Data records

⟨

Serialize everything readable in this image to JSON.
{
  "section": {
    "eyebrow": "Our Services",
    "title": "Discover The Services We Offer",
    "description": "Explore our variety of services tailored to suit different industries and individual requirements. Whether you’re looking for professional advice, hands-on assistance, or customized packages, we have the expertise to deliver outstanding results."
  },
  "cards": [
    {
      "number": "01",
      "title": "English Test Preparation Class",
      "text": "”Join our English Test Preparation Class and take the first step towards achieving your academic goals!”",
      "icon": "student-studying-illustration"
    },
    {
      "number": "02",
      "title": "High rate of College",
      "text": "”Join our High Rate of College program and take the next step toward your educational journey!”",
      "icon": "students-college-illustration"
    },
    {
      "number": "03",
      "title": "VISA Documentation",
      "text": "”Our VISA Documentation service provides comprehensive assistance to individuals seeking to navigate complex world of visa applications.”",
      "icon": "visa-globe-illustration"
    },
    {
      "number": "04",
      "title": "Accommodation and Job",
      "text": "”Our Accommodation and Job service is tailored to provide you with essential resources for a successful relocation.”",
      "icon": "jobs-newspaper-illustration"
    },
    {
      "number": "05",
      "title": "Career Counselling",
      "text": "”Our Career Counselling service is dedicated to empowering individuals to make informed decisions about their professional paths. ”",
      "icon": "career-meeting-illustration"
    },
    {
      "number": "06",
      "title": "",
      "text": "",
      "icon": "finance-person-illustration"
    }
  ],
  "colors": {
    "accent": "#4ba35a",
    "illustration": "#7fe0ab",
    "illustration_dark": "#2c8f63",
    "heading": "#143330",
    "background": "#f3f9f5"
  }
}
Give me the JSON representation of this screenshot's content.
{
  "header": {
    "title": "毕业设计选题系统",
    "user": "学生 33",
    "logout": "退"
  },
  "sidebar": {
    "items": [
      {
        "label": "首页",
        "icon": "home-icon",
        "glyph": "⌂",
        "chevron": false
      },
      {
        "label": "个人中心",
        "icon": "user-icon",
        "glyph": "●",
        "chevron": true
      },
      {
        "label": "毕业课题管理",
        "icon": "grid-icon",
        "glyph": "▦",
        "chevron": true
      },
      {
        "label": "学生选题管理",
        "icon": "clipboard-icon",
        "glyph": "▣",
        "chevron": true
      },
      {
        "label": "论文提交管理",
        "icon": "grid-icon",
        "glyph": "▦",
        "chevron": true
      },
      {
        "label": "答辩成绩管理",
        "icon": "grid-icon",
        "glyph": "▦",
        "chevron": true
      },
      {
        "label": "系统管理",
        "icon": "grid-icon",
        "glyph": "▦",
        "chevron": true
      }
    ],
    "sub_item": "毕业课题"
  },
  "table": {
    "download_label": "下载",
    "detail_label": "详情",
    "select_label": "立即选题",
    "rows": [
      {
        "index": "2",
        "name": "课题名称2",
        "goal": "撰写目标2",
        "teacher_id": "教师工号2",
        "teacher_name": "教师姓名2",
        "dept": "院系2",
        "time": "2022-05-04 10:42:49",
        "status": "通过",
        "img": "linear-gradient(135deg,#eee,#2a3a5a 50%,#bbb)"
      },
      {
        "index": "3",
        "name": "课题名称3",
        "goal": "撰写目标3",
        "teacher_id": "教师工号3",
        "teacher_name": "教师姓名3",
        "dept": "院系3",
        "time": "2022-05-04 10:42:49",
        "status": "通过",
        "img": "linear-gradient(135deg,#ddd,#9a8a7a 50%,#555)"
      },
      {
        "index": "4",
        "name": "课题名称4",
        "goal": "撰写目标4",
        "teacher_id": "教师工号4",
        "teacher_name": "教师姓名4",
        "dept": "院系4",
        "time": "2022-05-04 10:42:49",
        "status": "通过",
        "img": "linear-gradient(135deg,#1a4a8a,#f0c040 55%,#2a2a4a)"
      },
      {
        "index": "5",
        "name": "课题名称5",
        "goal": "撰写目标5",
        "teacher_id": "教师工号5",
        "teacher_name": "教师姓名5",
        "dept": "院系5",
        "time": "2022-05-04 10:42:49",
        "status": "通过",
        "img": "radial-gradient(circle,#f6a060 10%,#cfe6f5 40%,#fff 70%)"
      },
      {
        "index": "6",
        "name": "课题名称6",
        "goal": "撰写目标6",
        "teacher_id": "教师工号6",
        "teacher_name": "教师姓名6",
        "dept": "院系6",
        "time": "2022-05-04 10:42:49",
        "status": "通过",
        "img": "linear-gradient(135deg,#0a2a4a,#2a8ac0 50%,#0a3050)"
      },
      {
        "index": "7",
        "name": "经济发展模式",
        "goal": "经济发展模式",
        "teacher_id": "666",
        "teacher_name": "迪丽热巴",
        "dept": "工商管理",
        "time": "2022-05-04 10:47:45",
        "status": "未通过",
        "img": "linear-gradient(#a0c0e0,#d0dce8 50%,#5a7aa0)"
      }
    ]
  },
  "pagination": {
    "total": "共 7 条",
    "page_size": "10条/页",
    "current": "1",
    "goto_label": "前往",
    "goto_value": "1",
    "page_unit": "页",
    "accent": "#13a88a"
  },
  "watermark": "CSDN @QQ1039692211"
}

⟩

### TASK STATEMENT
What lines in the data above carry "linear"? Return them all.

### THE COMPLETED TASK
        "img": "linear-gradient(135deg,#eee,#2a3a5a 50%,#bbb)"
        "img": "linear-gradient(135deg,#ddd,#9a8a7a 50%,#555)"
        "img": "linear-gradient(135deg,#1a4a8a,#f0c040 55%,#2a2a4a)"
        "img": "linear-gradient(135deg,#0a2a4a,#2a8ac0 50%,#0a3050)"
        "img": "linear-gradient(#a0c0e0,#d0dce8 50%,#5a7aa0)"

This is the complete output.